Posted on April 10, 2008 in law reviews, open access, Stanford by Brian RoweComments Off

Stanford Copyright & Fair UseStanford’s copyright and fair use blog posted a great short interview which points out that one of the main opponents of open access publishing is law students?!! Unlike almost all other academic professions, where journals are peer reviewed and often run by faculty and students, in law the journals are student edited and student run. If law students stand up for open access they can change the citation standards, the norms and even the access to their own journals.


Here is the full interview from Stanford’s Faily Used Blog:

Quick conversation with Erika V. Wayne, Deputy Director of the Stanford Law Library and Lecturer in Law

Minow: Erika, what are your thoughts as a law librarian about the role of law students in suppressing the use of free legal sources, such as court cases and laws that are clearly in the public domain.

Wayne: Authors of law journal articles, like many authors, rely on the vast array of online resources to write and research their works. Yet the student editors on law school journals typically insist on citing to the hard copy of the commercial sources. This is due to the preferences laid out in the Bluebook.

So silly really – student editors insisting on getting their hands on paper copies of sources that the original authors almost certainly only used in e-form — a fiction. What is so tricky and painful for a lot of law libraries is that we end up purchasing certain sources in hard copy only to support this.
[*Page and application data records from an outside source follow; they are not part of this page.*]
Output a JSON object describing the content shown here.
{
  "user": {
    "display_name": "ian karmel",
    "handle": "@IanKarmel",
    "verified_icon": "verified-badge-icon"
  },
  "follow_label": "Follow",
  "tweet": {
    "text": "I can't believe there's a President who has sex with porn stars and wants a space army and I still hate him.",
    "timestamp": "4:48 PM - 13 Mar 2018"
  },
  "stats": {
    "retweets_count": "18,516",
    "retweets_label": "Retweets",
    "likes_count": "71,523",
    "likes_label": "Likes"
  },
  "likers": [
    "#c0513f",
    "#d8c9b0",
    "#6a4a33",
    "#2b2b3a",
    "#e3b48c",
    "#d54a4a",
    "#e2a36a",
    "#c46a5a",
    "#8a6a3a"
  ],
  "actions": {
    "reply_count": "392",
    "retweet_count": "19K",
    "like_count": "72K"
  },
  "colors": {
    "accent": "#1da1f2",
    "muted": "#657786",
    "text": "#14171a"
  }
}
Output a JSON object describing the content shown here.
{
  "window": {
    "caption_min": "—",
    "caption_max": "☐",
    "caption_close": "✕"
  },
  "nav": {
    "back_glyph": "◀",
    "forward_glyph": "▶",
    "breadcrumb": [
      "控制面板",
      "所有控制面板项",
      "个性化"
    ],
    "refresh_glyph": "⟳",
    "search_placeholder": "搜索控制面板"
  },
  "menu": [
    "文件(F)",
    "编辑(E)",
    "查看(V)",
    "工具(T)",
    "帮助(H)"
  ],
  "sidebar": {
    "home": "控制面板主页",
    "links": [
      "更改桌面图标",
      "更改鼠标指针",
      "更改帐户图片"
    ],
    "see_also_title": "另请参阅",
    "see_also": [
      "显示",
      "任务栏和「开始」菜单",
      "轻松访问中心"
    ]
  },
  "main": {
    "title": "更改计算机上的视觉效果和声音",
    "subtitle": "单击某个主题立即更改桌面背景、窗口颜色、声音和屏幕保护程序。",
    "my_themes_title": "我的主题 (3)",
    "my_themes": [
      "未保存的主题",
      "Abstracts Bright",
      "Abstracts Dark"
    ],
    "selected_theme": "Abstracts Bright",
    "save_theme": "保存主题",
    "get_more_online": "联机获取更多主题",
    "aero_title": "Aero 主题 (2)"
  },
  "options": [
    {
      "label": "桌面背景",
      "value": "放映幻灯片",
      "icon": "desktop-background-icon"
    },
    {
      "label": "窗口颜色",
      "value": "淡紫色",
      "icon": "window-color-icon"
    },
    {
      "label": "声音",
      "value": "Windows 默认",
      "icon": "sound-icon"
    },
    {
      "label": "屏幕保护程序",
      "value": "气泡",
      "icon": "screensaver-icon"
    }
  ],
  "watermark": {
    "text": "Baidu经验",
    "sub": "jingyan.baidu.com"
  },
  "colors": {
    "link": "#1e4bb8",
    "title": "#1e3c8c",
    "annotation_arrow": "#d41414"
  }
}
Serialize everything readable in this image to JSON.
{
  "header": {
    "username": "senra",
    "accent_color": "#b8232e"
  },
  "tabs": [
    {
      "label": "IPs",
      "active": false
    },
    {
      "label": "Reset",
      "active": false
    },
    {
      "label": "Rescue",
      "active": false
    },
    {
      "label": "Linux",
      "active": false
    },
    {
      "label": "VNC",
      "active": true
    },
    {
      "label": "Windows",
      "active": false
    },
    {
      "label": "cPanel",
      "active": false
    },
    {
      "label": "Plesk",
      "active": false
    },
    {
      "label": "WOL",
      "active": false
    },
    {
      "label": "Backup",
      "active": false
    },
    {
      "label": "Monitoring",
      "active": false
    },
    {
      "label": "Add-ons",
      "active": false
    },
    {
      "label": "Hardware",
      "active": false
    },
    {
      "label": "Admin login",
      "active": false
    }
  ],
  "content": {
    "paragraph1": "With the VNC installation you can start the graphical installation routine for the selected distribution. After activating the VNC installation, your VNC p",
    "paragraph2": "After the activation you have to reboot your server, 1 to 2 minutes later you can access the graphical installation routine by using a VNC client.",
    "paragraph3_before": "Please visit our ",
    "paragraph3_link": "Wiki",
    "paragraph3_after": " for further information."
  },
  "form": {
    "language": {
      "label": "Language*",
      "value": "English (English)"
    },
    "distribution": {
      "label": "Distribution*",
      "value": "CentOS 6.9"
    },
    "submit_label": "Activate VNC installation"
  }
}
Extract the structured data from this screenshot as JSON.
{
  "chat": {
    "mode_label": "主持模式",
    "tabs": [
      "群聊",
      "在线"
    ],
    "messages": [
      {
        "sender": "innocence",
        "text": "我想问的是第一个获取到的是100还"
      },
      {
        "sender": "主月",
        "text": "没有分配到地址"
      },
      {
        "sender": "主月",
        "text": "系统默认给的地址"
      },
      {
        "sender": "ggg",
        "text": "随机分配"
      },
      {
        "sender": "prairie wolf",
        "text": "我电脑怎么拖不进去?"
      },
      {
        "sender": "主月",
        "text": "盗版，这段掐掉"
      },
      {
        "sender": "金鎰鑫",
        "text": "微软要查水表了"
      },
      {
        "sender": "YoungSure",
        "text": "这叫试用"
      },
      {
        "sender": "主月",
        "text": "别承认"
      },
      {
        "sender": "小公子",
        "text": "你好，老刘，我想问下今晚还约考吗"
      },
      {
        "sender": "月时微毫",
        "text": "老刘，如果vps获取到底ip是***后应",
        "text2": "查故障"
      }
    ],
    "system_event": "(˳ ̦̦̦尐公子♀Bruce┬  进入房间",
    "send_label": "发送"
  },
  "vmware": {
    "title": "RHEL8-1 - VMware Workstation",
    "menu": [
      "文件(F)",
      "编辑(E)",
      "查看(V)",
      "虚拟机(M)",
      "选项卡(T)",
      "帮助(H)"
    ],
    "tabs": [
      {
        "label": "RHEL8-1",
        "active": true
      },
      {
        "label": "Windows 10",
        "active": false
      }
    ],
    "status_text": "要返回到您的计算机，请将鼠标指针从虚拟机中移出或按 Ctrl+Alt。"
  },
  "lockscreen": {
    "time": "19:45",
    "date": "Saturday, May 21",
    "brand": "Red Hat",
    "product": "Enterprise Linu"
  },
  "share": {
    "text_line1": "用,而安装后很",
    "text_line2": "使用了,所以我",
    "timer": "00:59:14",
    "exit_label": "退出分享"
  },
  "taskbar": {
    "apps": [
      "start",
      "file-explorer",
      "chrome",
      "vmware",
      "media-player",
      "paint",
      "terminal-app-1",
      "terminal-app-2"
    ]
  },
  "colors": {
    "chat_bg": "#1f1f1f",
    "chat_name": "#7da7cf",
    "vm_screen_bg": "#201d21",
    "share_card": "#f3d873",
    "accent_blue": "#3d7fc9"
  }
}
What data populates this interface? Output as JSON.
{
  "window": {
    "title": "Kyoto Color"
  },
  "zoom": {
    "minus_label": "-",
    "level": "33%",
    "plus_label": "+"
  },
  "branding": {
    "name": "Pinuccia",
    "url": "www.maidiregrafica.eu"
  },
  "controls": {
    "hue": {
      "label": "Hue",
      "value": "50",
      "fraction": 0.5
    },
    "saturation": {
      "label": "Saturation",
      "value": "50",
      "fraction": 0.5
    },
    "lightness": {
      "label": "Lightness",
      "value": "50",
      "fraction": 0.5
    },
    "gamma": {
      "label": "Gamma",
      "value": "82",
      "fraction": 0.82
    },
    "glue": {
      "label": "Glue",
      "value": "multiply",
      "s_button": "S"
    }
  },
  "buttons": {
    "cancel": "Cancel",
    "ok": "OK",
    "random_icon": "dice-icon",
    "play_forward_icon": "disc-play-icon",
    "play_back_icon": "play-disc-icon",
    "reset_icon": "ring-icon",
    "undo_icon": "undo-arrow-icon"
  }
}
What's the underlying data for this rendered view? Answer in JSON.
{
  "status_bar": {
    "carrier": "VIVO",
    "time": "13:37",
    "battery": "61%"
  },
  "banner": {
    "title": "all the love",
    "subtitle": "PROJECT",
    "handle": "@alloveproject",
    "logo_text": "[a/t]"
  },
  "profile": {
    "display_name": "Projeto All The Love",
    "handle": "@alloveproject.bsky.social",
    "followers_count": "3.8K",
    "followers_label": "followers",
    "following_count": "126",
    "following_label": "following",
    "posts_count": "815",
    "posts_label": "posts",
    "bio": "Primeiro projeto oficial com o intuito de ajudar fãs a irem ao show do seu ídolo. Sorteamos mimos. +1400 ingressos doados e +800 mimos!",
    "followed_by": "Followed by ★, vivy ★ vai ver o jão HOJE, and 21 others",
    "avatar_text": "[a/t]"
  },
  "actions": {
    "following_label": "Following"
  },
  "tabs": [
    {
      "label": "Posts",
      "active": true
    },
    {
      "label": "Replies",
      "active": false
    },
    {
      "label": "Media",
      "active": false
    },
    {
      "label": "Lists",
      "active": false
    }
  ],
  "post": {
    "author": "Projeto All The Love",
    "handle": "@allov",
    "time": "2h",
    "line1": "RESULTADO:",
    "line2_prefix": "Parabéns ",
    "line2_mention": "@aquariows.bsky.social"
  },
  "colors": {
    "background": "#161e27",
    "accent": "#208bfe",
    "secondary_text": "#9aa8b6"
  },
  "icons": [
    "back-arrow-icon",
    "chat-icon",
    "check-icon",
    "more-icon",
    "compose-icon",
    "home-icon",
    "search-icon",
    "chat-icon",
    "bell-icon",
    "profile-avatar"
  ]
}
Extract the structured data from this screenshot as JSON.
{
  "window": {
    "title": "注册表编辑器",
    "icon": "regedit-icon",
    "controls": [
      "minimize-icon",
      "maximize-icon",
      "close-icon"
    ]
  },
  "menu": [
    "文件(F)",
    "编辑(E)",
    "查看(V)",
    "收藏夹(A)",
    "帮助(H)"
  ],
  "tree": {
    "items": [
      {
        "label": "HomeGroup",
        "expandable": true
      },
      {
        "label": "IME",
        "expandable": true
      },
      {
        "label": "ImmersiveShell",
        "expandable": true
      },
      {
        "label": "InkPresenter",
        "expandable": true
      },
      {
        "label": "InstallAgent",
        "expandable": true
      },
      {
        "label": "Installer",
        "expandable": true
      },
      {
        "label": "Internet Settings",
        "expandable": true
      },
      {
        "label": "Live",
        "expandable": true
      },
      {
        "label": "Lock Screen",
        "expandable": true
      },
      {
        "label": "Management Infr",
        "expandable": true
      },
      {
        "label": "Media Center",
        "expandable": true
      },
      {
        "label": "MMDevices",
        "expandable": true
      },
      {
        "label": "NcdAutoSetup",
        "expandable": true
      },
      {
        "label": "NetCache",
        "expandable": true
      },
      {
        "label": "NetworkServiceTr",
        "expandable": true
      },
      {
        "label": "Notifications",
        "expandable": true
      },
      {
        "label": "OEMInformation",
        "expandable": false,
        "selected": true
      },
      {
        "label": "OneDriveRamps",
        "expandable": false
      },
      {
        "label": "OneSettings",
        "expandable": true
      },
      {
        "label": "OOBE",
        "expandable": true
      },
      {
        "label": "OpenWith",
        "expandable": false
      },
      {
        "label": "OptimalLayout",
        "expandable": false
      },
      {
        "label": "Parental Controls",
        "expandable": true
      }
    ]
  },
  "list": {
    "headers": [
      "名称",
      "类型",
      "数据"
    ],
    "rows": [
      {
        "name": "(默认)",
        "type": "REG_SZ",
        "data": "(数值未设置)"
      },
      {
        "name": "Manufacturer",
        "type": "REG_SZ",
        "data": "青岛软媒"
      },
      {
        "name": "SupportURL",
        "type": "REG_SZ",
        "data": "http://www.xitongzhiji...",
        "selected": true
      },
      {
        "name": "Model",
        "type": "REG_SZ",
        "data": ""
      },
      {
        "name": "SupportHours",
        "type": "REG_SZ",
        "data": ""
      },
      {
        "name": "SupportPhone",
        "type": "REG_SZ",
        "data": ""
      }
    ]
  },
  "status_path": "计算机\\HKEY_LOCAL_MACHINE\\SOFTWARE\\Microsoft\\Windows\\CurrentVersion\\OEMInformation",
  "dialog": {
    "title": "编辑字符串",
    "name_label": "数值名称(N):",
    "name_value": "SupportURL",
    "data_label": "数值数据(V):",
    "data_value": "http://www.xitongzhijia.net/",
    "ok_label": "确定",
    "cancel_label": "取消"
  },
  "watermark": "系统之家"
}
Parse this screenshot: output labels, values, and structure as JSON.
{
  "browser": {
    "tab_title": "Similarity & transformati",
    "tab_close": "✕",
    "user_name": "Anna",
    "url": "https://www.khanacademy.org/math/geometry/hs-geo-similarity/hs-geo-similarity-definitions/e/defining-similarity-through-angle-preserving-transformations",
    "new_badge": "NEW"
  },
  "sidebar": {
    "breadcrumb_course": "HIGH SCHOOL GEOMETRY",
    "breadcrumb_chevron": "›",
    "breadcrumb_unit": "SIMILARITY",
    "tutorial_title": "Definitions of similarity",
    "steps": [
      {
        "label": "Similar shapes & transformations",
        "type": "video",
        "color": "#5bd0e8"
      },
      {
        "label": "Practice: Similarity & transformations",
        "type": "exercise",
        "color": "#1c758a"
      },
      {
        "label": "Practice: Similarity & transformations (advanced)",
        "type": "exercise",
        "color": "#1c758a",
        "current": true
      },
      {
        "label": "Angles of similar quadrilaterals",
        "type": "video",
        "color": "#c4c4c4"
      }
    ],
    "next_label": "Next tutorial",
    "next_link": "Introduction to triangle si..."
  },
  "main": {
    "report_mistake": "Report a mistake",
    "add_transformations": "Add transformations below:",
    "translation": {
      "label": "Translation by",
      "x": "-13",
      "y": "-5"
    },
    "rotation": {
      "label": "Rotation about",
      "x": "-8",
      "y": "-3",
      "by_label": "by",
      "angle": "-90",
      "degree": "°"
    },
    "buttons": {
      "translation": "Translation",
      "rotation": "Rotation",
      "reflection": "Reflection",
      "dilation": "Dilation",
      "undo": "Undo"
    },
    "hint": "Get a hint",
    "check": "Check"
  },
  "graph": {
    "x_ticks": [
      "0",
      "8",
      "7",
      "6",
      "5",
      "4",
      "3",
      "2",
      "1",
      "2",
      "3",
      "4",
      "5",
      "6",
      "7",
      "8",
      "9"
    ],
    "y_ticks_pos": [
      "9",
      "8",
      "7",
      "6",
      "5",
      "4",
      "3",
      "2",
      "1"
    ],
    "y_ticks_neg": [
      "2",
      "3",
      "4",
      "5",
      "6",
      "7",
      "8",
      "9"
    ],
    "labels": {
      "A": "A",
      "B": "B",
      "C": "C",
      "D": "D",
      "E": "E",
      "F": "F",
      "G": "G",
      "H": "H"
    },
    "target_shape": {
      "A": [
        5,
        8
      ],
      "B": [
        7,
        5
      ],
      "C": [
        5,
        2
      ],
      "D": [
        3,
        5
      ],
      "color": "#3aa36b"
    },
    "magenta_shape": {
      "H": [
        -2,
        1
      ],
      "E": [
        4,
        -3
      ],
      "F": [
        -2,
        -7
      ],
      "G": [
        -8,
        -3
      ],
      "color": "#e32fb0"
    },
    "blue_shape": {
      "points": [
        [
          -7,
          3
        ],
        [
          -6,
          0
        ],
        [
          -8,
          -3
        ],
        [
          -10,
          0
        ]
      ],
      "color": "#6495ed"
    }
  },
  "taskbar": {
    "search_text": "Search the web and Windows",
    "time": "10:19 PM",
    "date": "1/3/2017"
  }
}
Indeed, our own faculty and students, when not wearing their editor-hats, will almost all go to the online versions for their own research.

Minow: Who actually writes the Bluebook that imposes the print sources requirement?

Wayne: It’s the students who create the Bluebook – that is the law journal editors at a few top schools.

Minow: What would be your recommendation to law students, and Bluebook editors in particular?

Wayne: The editors could easily loosen the citation preferences and give equal weight to online sources.

All of this being said: the Bluebook isn’t a court’s citation guide. Lawyers practicing in a given court need to comply with a court’s citation rules. The Bluebook is really just a guide or standard for law journals.

But if we talk about changing the way courts and legislatures open up, accept and provide free legal information — about providing new lower cost alternatives for research — the student editors of the Bluebook could lead the charge and rewrite the fiction of citing to paper sources and help train the next crop of lawyers to look to the newer or free legal resources, by giving them the same authority as the traditional commercial research services.

Posted on September 19, 2007 in Grammy Foundation, law, law reviews, open access by Brian RoweComments Off

Grammy logo

The Entertainment Law Initiative Writing Competition, sponsored by the GRAMMY Foundation, REQUIRES authors to yield all ownership rights to their work to the Grammy foundation.

Condition 11 states:

“Each manuscript submitted shall be accompanied by a letter from the author in which he or she certifies that the article submitted has not had prior publication, that it is original work prepared by the author alone for this contest, and that the author transfers ownership to the GRAMMY Foundation.”

Ironically the Grammy Foundation will be publishing the winning articles in a Vanderbilt Law Review. Vanderbilt is listed as an adopter of the Open Access Law Journal Principles. The Principles require that

The Journal will not interfere at any time with the author’s freedom to make his or her work available under a license as free as the Creative Commons Attribution-NonCommercial License.

The transfer of ownership clause in the Entertainment Law Initiative Writing Competition is incompatible with the Open Access Law Journal Principles. I am concerned that authors who believe in open access issues will be discouraged from entering the competition.

The default taking of ownership rights from authors to middle men is one of the largest problems in our current copyright system.

Personally I will not publish legal scholarship, or any scholarship, that is not open access. I wish Scientific Commons would open up its Open Access Law Author Pledge to non tenured professors and law students.